Carried to a hospital next morning, Sampson feared for her secret more than her life. A French doctor gave her wine to dull the pain. Then he looked her over, asking with a smile: “How you lose so much blood at this early hour? Be any bone broken?” He treated one wound, where a bullet had cut through Deborah’s boot and plowed into her leg. She did not admit that a second shot had hit her higher up and buried itself in her thigh. After the doctor left it required several attempts before she could pry this second bullet loose by herself. The young woman never lost courage. “The wine had revived me,” she said, “and God by his care, watched over me. At the third attempt I extracted [removed] the ball.”

When the youthful soldier recovered “he” fought against the Indians, taking part in one battle where fifteen natives were killed. “Shurtliffe” herself chased an escaping native and caught him. “My first impulse,” she said, “was to bayonet him; but an instant sympathy turned away the pointed steel.” A good thing: the prisoner turned out to be a white child captured and raised by the Indians.

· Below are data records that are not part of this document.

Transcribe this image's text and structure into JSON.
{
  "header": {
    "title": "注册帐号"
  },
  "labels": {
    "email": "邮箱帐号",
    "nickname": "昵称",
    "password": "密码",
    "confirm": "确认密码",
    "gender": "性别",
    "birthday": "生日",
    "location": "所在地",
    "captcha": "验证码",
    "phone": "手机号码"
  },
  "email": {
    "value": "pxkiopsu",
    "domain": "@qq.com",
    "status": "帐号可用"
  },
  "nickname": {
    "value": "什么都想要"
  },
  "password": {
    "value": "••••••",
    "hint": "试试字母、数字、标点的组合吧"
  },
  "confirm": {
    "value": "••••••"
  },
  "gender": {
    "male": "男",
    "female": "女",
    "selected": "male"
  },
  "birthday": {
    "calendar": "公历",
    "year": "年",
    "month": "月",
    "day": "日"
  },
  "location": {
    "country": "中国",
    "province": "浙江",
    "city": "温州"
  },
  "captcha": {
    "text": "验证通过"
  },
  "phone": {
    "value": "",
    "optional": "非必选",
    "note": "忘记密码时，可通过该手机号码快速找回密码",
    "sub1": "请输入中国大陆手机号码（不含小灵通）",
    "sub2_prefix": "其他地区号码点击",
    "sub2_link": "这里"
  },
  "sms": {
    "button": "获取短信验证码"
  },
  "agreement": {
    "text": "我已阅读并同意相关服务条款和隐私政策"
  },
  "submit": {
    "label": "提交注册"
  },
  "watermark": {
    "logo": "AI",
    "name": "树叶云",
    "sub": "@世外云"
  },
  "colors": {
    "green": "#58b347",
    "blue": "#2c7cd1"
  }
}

Eventually Deborah fell ill from fever. As she would tell the story, a doctor came to check her heart, discovered her sex, and revealed the truth.[4] She was dressed and made up in proper fashion and escorted through the camp. Not a single one of her comrades recognized the young lady as “Robert Shurtliffe,” their missing friend. Discharged on October 23, 1783, Deborah soon married, and had three children. In years after she earned money by putting on her uniform and giving talks about her experience. As she liked to tell audiences, the only time she was scared was during her first bayonet attack.

Oddly enough, the final “fight” of the war involved a British officer and a tough patriot female. Under terms of a treaty of peace the last British soldiers were set to leave New York City on November 25, 1783. By right, however, they could claim control till noon. One proud officer went about town, cutting down American flags he spied before that time.

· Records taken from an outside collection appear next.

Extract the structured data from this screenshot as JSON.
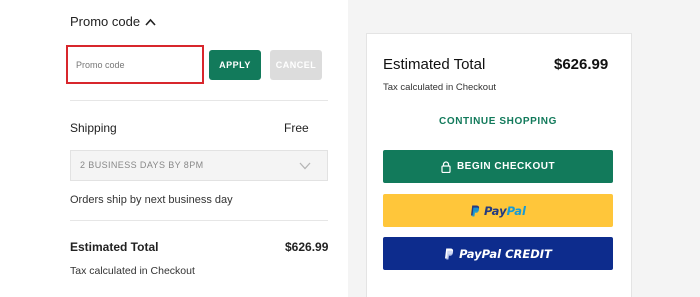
{
  "promo": {
    "heading": "Promo code",
    "input_placeholder": "Promo code",
    "input_value": "",
    "apply_label": "APPLY",
    "cancel_label": "CANCEL"
  },
  "shipping": {
    "label": "Shipping",
    "value": "Free",
    "selected_option": "2 BUSINESS DAYS BY 8PM",
    "note": "Orders ship by next business day"
  },
  "summary_left": {
    "estimated_label": "Estimated Total",
    "estimated_value": "$626.99",
    "tax_note": "Tax calculated in Checkout"
  },
  "summary_card": {
    "estimated_label": "Estimated Total",
    "estimated_value": "$626.99",
    "tax_note": "Tax calculated in Checkout",
    "continue_label": "CONTINUE SHOPPING",
    "checkout_label": "BEGIN CHECKOUT",
    "paypal_pay": "Pay",
    "paypal_pal": "Pal",
    "paypal_credit_label": "PayPal CREDIT"
  },
  "colors": {
    "accent_green": "#127a5b",
    "error_red": "#d8262c",
    "paypal_yellow": "#ffc63a",
    "paypal_credit_blue": "#0d2c8d",
    "panel_gray": "#f4f4f4"
  },
  "icons": {
    "promo_toggle": "chevron-up-icon",
    "shipping_select": "chevron-down-icon",
    "checkout": "lock-icon",
    "paypal": "paypal-logo-icon"
  }
}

That morning, Mrs. Day, “a large, stout woman,” ran up the U. S. colors [flag] a bit too soon. A young witness described what happened next:

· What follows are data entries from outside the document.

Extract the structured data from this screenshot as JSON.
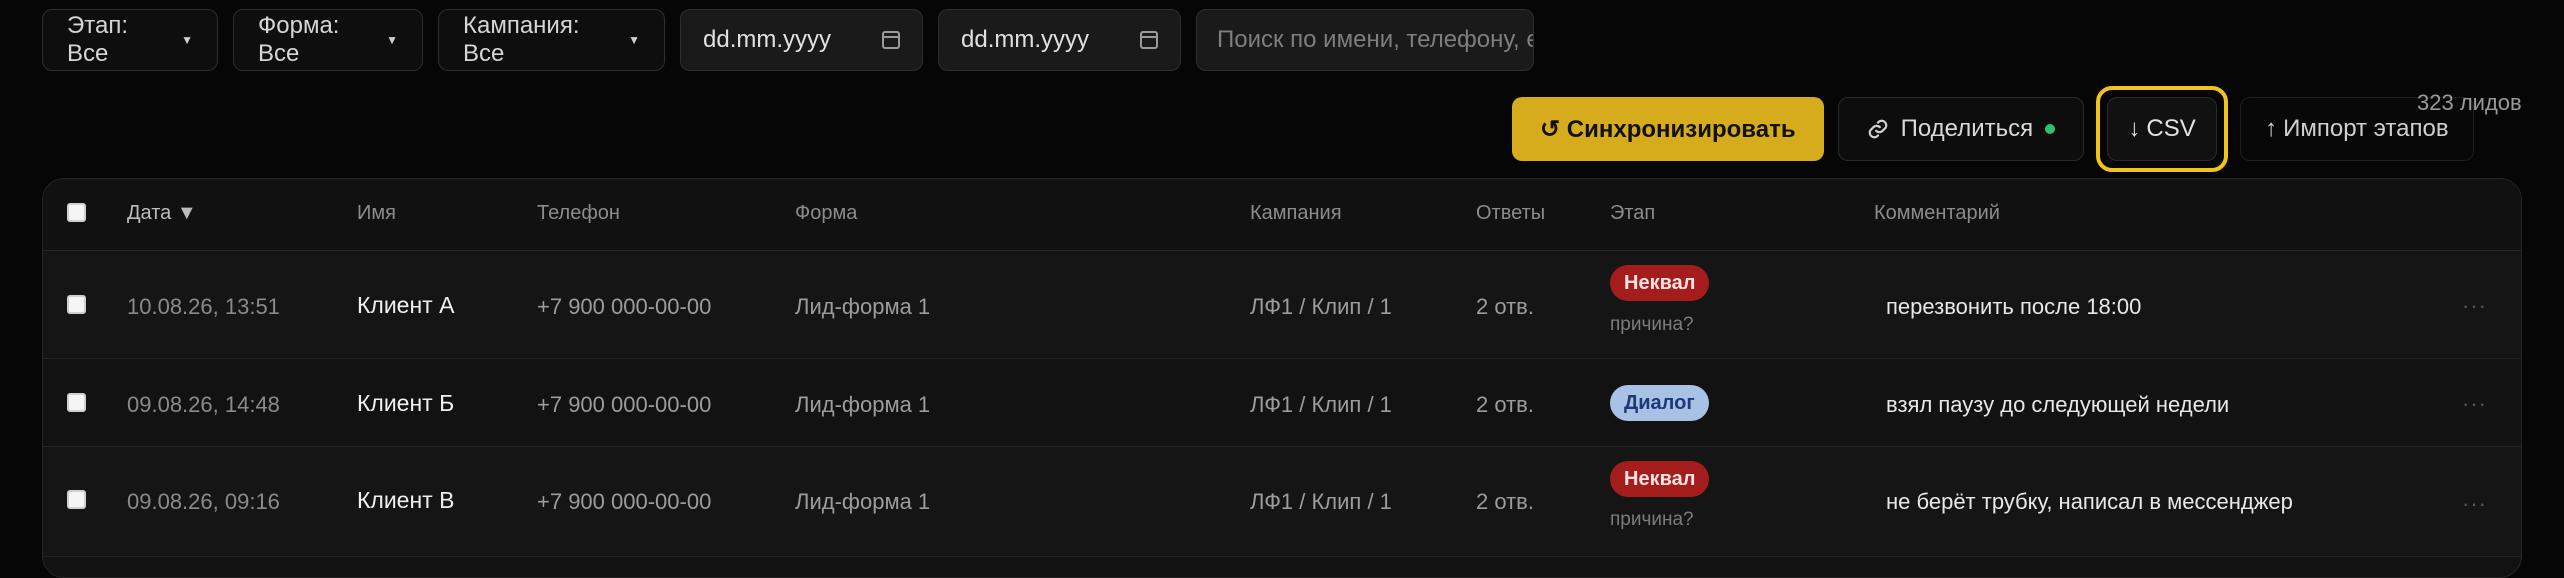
{
  "filters": {
    "stage": "Этап: Все",
    "form": "Форма: Все",
    "campaign": "Кампания: Все",
    "date_from": "dd.mm.yyyy",
    "date_to": "dd.mm.yyyy",
    "search_placeholder": "Поиск по имени, телефону, e"
  },
  "actions": {
    "sync": "↺ Синхронизировать",
    "share": "Поделиться",
    "csv": "CSV",
    "csv_arrow": "↓",
    "import": "Импорт этапов",
    "import_arrow": "↑",
    "lead_count": "323 лидов"
  },
  "colors": {
    "accent": "#d7ac1c",
    "highlight": "#f1c31c",
    "status_online": "#2fbf71"
  },
  "table": {
    "headers": {
      "date": "Дата ▼",
      "name": "Имя",
      "phone": "Телефон",
      "form": "Форма",
      "campaign": "Кампания",
      "answers": "Ответы",
      "stage": "Этап",
      "comment": "Комментарий"
    },
    "rows": [
      {
        "date": "10.08.26, 13:51",
        "name": "Клиент А",
        "phone": "+7 900 000-00-00",
        "form": "Лид-форма 1",
        "campaign": "ЛФ1 / Клип / 1",
        "answers": "2 отв.",
        "stage": "Неквал",
        "reason": "причина?",
        "comment": "перезвонить после 18:00",
        "more": "···"
      },
      {
        "date": "09.08.26, 14:48",
        "name": "Клиент Б",
        "phone": "+7 900 000-00-00",
        "form": "Лид-форма 1",
        "campaign": "ЛФ1 / Клип / 1",
        "answers": "2 отв.",
        "stage": "Диалог",
        "comment": "взял паузу до следующей недели",
        "more": "···"
      },
      {
        "date": "09.08.26, 09:16",
        "name": "Клиент В",
        "phone": "+7 900 000-00-00",
        "form": "Лид-форма 1",
        "campaign": "ЛФ1 / Клип / 1",
        "answers": "2 отв.",
        "stage": "Неквал",
        "reason": "причина?",
        "comment": "не берёт трубку, написал в мессенджер",
        "more": "···"
      }
    ]
  }
}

a burly red-faced British officer, in full uniform, [was] coming down Murray street in great haste.  Mrs. Day was sweeping in front of her door when the officer came up to her...and in loud and angry tones ordered her to haul down the flag.  She refused, [and] the officer seized the halyards [ropes] to pull it down himself.  Mrs. Day flew at him with her broomstick, and beat him so furiously over his head, that she made the powder fly from his wig.

For a few moments the poor man kept tugging at the ropes. But they tangled beyond hope. In the meantime, “Mrs. Day applied her weapon so vigorously that he was soon compelled [forced] to retreat, and leave the flag...floating triumphantly in the keen morning breeze.” So it was—for the last time—that the British learned to “Remember the Ladies.”


[1] Mrs. Corbin was “man enough” to complain when her alcohol ration was later denied. 
[2] Joseph Martin, who saw Hays in action, described her as a lady “who smoked, chewed [tobacco] and swore like a trooper.”
[3] For most of the war the city was occupied by British forces.
[4] At first he kept her secret, and sent Sampson to his house in Philadelphia to be nursed back to health.  Legend has it his niece cared for the “soldier” and fell in love with the young “man” in the process.


  1. Vey inspiring! I think I must be related to Mary Ludwig Hayes. Great post!!
    Lori Chisman Barber

  2. Molly Pitcher's a myth. Complete fabrication. Sorry to burst your bubble.

  3. I've never heard of Deborah Champion being known as the "female Paul Revere". That honor goes to Sybil Ludington who rode 40 miles in a thunderstorm in the dead of night to muster the Patriot militia for her father General Henry Ludington, because Tryon's Tories had sacked Danbury and were moving towards Ridgefield.

    1. I would assume they used that analogy more than once, perhaps even when some bold woman rode to the grocery store for a gallon of milk.

      Power in all cases to the ladies.